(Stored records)
------------------------------------------------------------
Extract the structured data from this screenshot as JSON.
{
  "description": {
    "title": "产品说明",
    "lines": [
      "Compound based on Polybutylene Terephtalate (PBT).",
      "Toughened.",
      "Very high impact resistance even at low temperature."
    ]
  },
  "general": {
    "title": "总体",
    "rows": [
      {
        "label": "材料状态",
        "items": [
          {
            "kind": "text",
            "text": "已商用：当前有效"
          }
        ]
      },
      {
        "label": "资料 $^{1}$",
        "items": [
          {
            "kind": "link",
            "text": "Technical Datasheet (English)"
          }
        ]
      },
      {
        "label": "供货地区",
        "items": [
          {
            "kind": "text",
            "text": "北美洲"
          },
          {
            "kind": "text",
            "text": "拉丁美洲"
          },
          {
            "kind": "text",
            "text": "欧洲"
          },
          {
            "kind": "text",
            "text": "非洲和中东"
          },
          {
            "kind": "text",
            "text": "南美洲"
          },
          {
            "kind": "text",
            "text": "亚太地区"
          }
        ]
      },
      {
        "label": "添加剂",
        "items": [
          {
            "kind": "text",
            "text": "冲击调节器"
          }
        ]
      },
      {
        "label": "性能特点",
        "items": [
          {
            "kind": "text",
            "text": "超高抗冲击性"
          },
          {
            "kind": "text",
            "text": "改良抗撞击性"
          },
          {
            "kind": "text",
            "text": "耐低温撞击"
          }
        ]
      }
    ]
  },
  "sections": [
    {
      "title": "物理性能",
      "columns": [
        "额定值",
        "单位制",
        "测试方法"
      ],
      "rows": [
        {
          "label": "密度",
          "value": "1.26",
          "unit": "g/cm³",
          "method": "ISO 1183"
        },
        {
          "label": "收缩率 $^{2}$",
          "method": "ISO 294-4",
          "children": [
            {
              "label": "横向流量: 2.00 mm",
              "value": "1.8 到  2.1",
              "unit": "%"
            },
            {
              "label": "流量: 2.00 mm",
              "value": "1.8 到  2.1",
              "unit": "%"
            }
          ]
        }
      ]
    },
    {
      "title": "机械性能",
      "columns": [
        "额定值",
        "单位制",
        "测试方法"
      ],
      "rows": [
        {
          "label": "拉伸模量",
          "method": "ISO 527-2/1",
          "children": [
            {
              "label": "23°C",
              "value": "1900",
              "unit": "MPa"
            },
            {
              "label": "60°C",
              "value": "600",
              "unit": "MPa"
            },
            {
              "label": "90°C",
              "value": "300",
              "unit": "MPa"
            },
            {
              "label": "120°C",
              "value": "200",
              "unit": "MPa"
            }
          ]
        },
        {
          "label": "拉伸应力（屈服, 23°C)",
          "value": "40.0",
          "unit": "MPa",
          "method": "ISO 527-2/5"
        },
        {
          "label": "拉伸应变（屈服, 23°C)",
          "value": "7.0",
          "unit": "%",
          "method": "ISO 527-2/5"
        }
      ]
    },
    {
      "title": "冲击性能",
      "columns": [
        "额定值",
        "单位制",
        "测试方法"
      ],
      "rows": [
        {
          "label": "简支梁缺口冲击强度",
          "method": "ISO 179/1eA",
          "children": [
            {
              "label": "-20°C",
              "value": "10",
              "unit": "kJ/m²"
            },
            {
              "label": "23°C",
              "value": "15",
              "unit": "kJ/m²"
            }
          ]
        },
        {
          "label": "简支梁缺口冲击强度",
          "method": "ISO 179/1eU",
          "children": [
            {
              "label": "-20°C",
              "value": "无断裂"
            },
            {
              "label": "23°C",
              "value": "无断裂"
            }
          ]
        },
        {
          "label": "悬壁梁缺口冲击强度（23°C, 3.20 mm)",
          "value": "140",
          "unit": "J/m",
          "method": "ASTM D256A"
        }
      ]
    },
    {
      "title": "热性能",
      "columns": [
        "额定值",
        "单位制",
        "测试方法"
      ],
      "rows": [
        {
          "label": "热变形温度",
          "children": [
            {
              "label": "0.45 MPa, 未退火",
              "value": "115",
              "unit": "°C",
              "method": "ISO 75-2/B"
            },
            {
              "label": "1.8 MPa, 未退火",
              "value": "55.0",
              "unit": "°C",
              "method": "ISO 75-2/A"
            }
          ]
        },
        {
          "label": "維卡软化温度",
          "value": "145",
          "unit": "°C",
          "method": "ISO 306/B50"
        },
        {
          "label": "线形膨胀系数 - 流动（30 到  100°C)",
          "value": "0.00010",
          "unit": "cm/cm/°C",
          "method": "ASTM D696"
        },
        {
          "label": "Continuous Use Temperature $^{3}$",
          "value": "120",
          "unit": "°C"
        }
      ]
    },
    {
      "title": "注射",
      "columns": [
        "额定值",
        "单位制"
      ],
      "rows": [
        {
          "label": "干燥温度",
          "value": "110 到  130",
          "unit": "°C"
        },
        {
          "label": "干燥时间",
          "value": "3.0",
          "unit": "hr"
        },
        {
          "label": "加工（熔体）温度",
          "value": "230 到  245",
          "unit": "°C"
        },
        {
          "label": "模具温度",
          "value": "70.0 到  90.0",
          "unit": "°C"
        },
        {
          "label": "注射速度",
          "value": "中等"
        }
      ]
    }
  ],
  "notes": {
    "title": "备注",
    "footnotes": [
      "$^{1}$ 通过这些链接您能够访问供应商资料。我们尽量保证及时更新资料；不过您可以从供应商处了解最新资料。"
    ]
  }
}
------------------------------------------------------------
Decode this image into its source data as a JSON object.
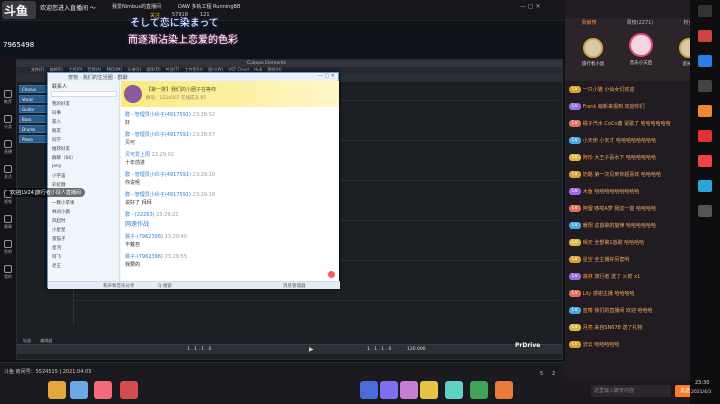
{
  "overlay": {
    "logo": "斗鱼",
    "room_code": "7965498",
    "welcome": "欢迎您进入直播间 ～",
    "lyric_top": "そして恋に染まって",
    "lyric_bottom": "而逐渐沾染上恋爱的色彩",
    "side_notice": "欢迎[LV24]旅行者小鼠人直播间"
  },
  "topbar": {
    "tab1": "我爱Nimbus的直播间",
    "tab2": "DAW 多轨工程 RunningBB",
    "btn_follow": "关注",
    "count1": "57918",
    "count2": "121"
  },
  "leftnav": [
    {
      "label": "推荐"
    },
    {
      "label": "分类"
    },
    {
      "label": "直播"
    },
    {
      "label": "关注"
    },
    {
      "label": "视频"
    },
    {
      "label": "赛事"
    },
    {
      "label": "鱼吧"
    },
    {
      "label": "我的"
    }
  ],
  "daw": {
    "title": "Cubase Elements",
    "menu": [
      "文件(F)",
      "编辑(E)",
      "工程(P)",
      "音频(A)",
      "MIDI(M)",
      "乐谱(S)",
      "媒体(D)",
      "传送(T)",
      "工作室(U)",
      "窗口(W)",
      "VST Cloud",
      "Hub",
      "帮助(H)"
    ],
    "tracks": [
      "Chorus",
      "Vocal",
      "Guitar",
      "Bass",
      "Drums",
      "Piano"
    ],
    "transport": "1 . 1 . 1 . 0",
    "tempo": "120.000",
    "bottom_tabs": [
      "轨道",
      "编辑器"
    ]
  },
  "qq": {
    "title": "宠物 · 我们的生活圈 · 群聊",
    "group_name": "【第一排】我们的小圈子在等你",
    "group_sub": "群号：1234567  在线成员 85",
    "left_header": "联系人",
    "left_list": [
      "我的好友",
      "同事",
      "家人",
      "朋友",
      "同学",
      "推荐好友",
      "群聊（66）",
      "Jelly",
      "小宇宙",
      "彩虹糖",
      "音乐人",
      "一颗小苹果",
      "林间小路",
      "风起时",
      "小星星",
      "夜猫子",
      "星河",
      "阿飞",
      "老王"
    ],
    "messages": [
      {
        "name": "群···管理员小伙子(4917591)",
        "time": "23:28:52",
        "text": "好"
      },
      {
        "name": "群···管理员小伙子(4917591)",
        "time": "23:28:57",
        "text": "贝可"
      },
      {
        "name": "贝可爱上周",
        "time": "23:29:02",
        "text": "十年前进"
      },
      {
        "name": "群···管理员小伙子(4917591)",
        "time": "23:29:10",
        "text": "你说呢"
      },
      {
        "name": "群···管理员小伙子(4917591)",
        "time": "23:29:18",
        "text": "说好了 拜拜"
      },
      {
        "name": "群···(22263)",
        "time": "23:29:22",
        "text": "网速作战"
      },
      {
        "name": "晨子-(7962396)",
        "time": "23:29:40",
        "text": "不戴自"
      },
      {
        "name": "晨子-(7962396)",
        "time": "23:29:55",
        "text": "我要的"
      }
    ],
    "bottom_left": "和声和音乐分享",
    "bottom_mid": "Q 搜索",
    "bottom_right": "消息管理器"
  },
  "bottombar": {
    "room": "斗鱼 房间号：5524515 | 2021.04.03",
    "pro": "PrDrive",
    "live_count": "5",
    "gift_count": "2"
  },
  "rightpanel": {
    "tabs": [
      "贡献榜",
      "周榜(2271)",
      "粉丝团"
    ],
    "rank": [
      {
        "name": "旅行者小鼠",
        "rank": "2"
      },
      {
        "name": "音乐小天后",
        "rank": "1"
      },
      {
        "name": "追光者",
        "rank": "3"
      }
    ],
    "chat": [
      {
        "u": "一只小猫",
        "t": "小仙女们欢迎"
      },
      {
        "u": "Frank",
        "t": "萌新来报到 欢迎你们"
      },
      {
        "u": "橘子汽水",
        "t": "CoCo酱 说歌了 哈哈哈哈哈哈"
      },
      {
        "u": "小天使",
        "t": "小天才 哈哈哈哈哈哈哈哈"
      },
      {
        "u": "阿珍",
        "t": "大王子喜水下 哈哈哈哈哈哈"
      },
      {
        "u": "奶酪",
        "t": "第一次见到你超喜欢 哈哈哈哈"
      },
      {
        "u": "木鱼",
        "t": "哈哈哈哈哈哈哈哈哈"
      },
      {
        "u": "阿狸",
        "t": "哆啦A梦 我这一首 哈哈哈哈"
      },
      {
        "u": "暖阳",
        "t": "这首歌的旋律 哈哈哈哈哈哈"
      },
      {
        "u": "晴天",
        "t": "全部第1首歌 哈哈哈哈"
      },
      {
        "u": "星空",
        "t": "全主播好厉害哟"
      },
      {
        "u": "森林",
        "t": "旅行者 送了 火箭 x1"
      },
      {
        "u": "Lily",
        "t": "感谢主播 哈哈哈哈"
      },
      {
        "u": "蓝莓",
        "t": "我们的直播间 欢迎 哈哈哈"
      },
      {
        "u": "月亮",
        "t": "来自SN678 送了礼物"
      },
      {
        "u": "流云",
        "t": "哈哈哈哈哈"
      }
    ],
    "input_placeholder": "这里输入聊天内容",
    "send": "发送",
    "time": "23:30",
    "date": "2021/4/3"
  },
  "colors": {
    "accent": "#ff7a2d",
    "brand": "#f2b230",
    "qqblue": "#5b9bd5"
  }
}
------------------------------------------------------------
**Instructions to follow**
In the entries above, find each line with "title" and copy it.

**Task answer**
    "title": "产品说明",
    "title": "总体",
      "title": "物理性能",
      "title": "机械性能",
      "title": "冲击性能",
      "title": "热性能",
      "title": "注射",
    "title": "备注",
    "title": "Cubase Elements",
    "title": "宠物 · 我们的生活圈 · 群聊",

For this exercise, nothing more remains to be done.